Our most recent work on 2D boron will be featured on a cover of the upcoming issue of Angewandte Chemie International Edition. The study builds on two of our previous works on two-dimensional boron [1, 2]  and provides further clues as to how this elusive material can be synthesized and what the product may look like.

Calculation of the atom-by-atom energies involved in creating a sheet of boron revealed that the metal substrate – the surface upon which two-dimensional materials are grown in a chemical vapor deposition (CVD) furnace – would make all the difference.

The new calculations show it may be possible to guide the formation of 2D boron by tailoring boron-metal interactions.Theoretical physicist Boris Yakobson and his Rice colleagues discovered that copper, a common substrate in graphene growth, might be best to obtain flat boron, while other metals would guide the resulting material in their unique ways.

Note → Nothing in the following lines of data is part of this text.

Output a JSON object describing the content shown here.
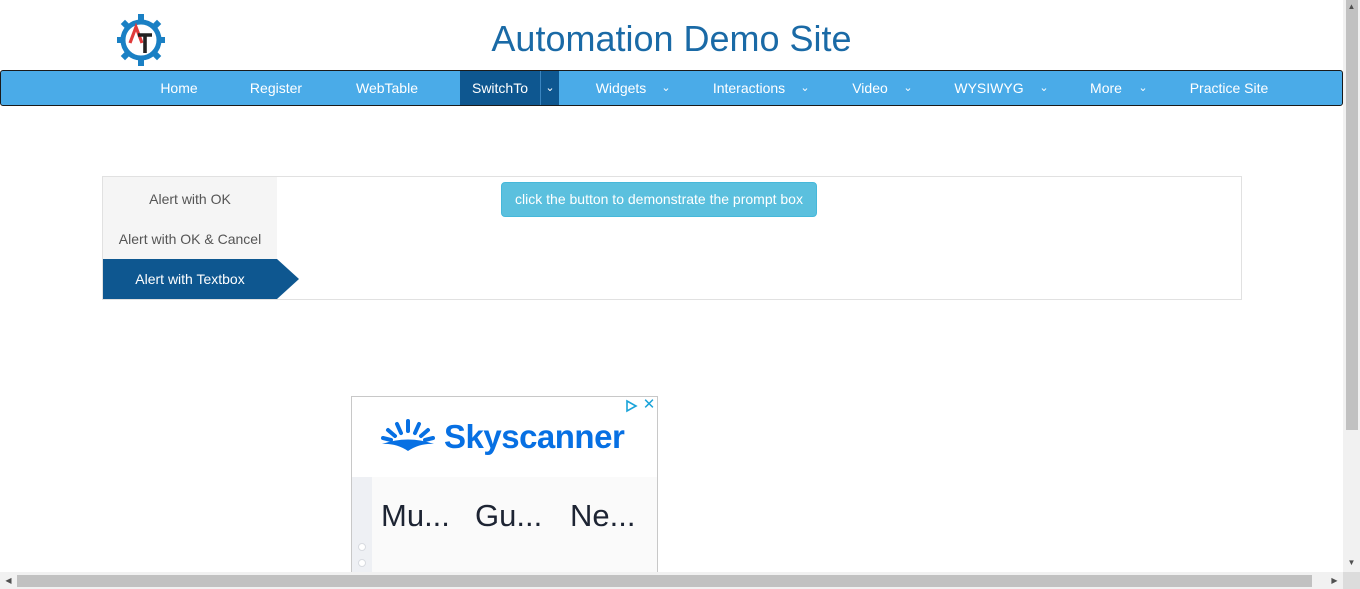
{
  "header": {
    "title": "Automation Demo Site",
    "logo_icon": "automation-gear-logo",
    "colors": {
      "title": "#1a6aa6",
      "gear": "#1a80c4",
      "accent": "#e03a3a"
    }
  },
  "nav": {
    "items": [
      {
        "label": "Home"
      },
      {
        "label": "Register"
      },
      {
        "label": "WebTable"
      },
      {
        "label": "SwitchTo",
        "active": true,
        "dropdown": true
      },
      {
        "label": "Widgets",
        "dropdown": true
      },
      {
        "label": "Interactions",
        "dropdown": true
      },
      {
        "label": "Video",
        "dropdown": true
      },
      {
        "label": "WYSIWYG",
        "dropdown": true
      },
      {
        "label": "More",
        "dropdown": true
      },
      {
        "label": "Practice Site"
      }
    ],
    "colors": {
      "bar": "#4aabe8",
      "active": "#0e5790"
    },
    "dropdown_icon": "chevron-down-icon"
  },
  "alerts": {
    "tabs": [
      {
        "label": "Alert with OK"
      },
      {
        "label": "Alert with OK & Cancel"
      },
      {
        "label": "Alert with Textbox",
        "active": true
      }
    ],
    "button_label": "click the button to demonstrate the prompt box",
    "colors": {
      "button": "#5bc0de",
      "active_tab": "#0e5790"
    }
  },
  "ad": {
    "brand": "Skyscanner",
    "adchoices_icon": "adchoices-icon",
    "close_icon": "close-icon",
    "destinations": [
      "Mu...",
      "Gu...",
      "Ne..."
    ],
    "colors": {
      "brand": "#0770e3"
    }
  }
}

Y. Liu, E. S. Penev, B. I. Yakobson, Probing the Synthesis of Two-Dimensional Boron by First-Principles Computations. Angew. Chem. Int. Ed. 52, 3156–3159 (2013).
E. S. Penev, S. Bhowmick, A. Sadrzadeh, B. I. Yakobson, Polymorphism of Two-Dimensional Boron. Nano Lett. 12, 2441–2445 (2012).

– See more at: Rice News

Flat boron by the numbers

Rice University researchers calculate what it would take to make new two-dimensional material

It would be a terrible thing if laboratories striving to grow graphene from carbon atoms kept winding up with big pesky diamonds.

“That would be trouble, cleaning out the diamonds so you could do some real work,” said Rice University theoretical physicist Boris Yakobson, chuckling at the absurd image.

Yet something like that keeps happening to experimentalists working to grow two-dimensional boron. Boron atoms have a strong preference to clump into three-dimensional shapes rather than assemble into pristine single-atom sheets, like carbon does when it becomes graphene. And boron clumps aren’t nearly as sparkly…more

Flat boron may take many forms

When is nothing really something? When it leads to a revelation about boron, an element with worlds of unexplored potential.

Theoretical physicist Boris Yakobson and his team at Rice University have taken an unusual approach to analyzing the possible configurations of two-dimensional sheets of boron, as reported this week in the American Chemical Society journal Nano Letters. more…